[Start of section]
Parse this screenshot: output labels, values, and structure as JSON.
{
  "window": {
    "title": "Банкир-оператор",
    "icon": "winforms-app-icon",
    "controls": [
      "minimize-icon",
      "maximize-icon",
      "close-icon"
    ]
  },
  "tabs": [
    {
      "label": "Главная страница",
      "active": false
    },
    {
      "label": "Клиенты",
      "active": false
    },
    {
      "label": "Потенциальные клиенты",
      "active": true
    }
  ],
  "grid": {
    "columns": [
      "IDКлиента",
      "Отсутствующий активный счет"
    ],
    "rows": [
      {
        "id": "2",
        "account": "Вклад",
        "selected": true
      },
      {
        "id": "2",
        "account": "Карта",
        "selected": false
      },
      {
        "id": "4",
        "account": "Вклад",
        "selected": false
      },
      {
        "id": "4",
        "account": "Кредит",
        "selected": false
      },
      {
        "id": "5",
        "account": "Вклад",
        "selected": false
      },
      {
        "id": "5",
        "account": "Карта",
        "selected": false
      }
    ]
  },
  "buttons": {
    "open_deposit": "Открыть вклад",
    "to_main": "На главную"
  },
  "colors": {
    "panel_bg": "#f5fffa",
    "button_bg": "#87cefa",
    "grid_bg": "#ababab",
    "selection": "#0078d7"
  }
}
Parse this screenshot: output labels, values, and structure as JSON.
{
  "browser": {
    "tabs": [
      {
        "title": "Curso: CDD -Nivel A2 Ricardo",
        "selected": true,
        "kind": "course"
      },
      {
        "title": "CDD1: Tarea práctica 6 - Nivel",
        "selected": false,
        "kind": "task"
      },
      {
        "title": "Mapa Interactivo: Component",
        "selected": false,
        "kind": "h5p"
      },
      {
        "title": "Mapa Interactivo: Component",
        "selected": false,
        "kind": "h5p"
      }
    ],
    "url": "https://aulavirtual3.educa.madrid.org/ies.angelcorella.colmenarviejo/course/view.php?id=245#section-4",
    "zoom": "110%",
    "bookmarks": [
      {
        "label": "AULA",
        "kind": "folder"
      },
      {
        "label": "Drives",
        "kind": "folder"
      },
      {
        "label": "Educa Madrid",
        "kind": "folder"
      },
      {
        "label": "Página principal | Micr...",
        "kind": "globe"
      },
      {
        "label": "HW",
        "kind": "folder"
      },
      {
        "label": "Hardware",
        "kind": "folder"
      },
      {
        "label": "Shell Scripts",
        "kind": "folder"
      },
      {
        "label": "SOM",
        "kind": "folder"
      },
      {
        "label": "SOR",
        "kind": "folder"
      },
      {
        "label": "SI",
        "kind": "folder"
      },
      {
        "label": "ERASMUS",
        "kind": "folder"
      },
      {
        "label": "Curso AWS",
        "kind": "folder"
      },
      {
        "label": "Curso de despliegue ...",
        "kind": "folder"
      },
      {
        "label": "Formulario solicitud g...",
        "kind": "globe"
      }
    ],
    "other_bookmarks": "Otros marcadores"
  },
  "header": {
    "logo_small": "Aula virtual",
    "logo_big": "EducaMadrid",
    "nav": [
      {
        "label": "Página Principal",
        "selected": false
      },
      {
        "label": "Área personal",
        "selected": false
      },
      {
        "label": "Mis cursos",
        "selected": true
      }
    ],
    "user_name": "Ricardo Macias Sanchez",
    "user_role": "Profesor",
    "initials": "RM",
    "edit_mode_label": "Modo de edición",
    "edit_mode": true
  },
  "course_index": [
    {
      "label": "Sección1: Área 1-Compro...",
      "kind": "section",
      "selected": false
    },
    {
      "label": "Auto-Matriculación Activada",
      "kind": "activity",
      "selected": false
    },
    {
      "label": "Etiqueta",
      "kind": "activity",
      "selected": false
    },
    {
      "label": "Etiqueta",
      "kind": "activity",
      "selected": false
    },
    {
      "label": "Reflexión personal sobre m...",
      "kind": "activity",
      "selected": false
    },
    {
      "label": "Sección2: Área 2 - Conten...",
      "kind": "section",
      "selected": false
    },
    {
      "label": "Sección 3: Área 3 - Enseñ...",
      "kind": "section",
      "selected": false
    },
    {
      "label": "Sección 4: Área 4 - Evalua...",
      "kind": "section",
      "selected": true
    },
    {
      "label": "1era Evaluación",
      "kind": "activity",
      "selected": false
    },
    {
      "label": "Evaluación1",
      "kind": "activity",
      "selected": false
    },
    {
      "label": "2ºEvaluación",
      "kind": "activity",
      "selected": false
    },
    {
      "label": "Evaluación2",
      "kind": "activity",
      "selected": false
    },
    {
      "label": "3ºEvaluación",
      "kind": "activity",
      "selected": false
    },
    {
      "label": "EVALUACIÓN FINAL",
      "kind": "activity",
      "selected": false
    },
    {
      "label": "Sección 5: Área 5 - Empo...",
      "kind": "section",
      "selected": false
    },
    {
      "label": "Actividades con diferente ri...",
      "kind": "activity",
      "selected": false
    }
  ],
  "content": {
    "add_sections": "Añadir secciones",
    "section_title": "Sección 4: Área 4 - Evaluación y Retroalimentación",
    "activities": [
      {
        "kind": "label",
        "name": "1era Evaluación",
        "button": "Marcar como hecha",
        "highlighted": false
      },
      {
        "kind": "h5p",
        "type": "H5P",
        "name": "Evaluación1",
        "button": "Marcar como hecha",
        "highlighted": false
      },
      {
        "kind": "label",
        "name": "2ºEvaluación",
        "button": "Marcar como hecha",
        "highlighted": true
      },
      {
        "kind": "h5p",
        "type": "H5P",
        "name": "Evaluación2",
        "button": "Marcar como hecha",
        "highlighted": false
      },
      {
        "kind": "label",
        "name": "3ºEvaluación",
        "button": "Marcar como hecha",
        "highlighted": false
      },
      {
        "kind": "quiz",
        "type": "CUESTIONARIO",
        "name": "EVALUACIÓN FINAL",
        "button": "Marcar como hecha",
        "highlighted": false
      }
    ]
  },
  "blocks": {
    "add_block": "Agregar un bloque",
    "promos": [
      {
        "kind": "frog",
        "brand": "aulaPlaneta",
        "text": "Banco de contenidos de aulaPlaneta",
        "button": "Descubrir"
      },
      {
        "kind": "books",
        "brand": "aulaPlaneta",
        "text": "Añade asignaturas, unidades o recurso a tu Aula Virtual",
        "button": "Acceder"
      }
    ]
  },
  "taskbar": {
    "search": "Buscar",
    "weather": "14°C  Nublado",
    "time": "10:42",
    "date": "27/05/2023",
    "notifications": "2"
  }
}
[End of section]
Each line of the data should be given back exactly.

§ **Solution to the problem**
Parse this screenshot: output labels, values, and structure as JSON.
{
  "window": {
    "title": "Банкир-оператор",
    "icon": "winforms-app-icon",
    "controls": [
      "minimize-icon",
      "maximize-icon",
      "close-icon"
    ]
  },
  "tabs": [
    {
      "label": "Главная страница",
      "active": false
    },
    {
      "label": "Клиенты",
      "active": false
    },
    {
      "label": "Потенциальные клиенты",
      "active": true
    }
  ],
  "grid": {
    "columns": [
      "IDКлиента",
      "Отсутствующий активный счет"
    ],
    "rows": [
      {
        "id": "2",
        "account": "Вклад",
        "selected": true
      },
      {
        "id": "2",
        "account": "Карта",
        "selected": false
      },
      {
        "id": "4",
        "account": "Вклад",
        "selected": false
      },
      {
        "id": "4",
        "account": "Кредит",
        "selected": false
      },
      {
        "id": "5",
        "account": "Вклад",
        "selected": false
      },
      {
        "id": "5",
        "account": "Карта",
        "selected": false
      }
    ]
  },
  "buttons": {
    "open_deposit": "Открыть вклад",
    "to_main": "На главную"
  },
  "colors": {
    "panel_bg": "#f5fffa",
    "button_bg": "#87cefa",
    "grid_bg": "#ababab",
    "selection": "#0078d7"
  }
}
Parse this screenshot: output labels, values, and structure as JSON.
{
  "browser": {
    "tabs": [
      {
        "title": "Curso: CDD -Nivel A2 Ricardo",
        "selected": true,
        "kind": "course"
      },
      {
        "title": "CDD1: Tarea práctica 6 - Nivel",
        "selected": false,
        "kind": "task"
      },
      {
        "title": "Mapa Interactivo: Component",
        "selected": false,
        "kind": "h5p"
      },
      {
        "title": "Mapa Interactivo: Component",
        "selected": false,
        "kind": "h5p"
      }
    ],
    "url": "https://aulavirtual3.educa.madrid.org/ies.angelcorella.colmenarviejo/course/view.php?id=245#section-4",
    "zoom": "110%",
    "bookmarks": [
      {
        "label": "AULA",
        "kind": "folder"
      },
      {
        "label": "Drives",
        "kind": "folder"
      },
      {
        "label": "Educa Madrid",
        "kind": "folder"
      },
      {
        "label": "Página principal | Micr...",
        "kind": "globe"
      },
      {
        "label": "HW",
        "kind": "folder"
      },
      {
        "label": "Hardware",
        "kind": "folder"
      },
      {
        "label": "Shell Scripts",
        "kind": "folder"
      },
      {
        "label": "SOM",
        "kind": "folder"
      },
      {
        "label": "SOR",
        "kind": "folder"
      },
      {
        "label": "SI",
        "kind": "folder"
      },
      {
        "label": "ERASMUS",
        "kind": "folder"
      },
      {
        "label": "Curso AWS",
        "kind": "folder"
      },
      {
        "label": "Curso de despliegue ...",
        "kind": "folder"
      },
      {
        "label": "Formulario solicitud g...",
        "kind": "globe"
      }
    ],
    "other_bookmarks": "Otros marcadores"
  },
  "header": {
    "logo_small": "Aula virtual",
    "logo_big": "EducaMadrid",
    "nav": [
      {
        "label": "Página Principal",
        "selected": false
      },
      {
        "label": "Área personal",
        "selected": false
      },
      {
        "label": "Mis cursos",
        "selected": true
      }
    ],
    "user_name": "Ricardo Macias Sanchez",
    "user_role": "Profesor",
    "initials": "RM",
    "edit_mode_label": "Modo de edición",
    "edit_mode": true
  },
  "course_index": [
    {
      "label": "Sección1: Área 1-Compro...",
      "kind": "section",
      "selected": false
    },
    {
      "label": "Auto-Matriculación Activada",
      "kind": "activity",
      "selected": false
    },
    {
      "label": "Etiqueta",
      "kind": "activity",
      "selected": false
    },
    {
      "label": "Etiqueta",
      "kind": "activity",
      "selected": false
    },
    {
      "label": "Reflexión personal sobre m...",
      "kind": "activity",
      "selected": false
    },
    {
      "label": "Sección2: Área 2 - Conten...",
      "kind": "section",
      "selected": false
    },
    {
      "label": "Sección 3: Área 3 - Enseñ...",
      "kind": "section",
      "selected": false
    },
    {
      "label": "Sección 4: Área 4 - Evalua...",
      "kind": "section",
      "selected": true
    },
    {
      "label": "1era Evaluación",
      "kind": "activity",
      "selected": false
    },
    {
      "label": "Evaluación1",
      "kind": "activity",
      "selected": false
    },
    {
      "label": "2ºEvaluación",
      "kind": "activity",
      "selected": false
    },
    {
      "label": "Evaluación2",
      "kind": "activity",
      "selected": false
    },
    {
      "label": "3ºEvaluación",
      "kind": "activity",
      "selected": false
    },
    {
      "label": "EVALUACIÓN FINAL",
      "kind": "activity",
      "selected": false
    },
    {
      "label": "Sección 5: Área 5 - Empo...",
      "kind": "section",
      "selected": false
    },
    {
      "label": "Actividades con diferente ri...",
      "kind": "activity",
      "selected": false
    }
  ],
  "content": {
    "add_sections": "Añadir secciones",
    "section_title": "Sección 4: Área 4 - Evaluación y Retroalimentación",
    "activities": [
      {
        "kind": "label",
        "name": "1era Evaluación",
        "button": "Marcar como hecha",
        "highlighted": false
      },
      {
        "kind": "h5p",
        "type": "H5P",
        "name": "Evaluación1",
        "button": "Marcar como hecha",
        "highlighted": false
      },
      {
        "kind": "label",
        "name": "2ºEvaluación",
        "button": "Marcar como hecha",
        "highlighted": true
      },
      {
        "kind": "h5p",
        "type": "H5P",
        "name": "Evaluación2",
        "button": "Marcar como hecha",
        "highlighted": false
      },
      {
        "kind": "label",
        "name": "3ºEvaluación",
        "button": "Marcar como hecha",
        "highlighted": false
      },
      {
        "kind": "quiz",
        "type": "CUESTIONARIO",
        "name": "EVALUACIÓN FINAL",
        "button": "Marcar como hecha",
        "highlighted": false
      }
    ]
  },
  "blocks": {
    "add_block": "Agregar un bloque",
    "promos": [
      {
        "kind": "frog",
        "brand": "aulaPlaneta",
        "text": "Banco de contenidos de aulaPlaneta",
        "button": "Descubrir"
      },
      {
        "kind": "books",
        "brand": "aulaPlaneta",
        "text": "Añade asignaturas, unidades o recurso a tu Aula Virtual",
        "button": "Acceder"
      }
    ]
  },
  "taskbar": {
    "search": "Buscar",
    "weather": "14°C  Nublado",
    "time": "10:42",
    "date": "27/05/2023",
    "notifications": "2"
  }
}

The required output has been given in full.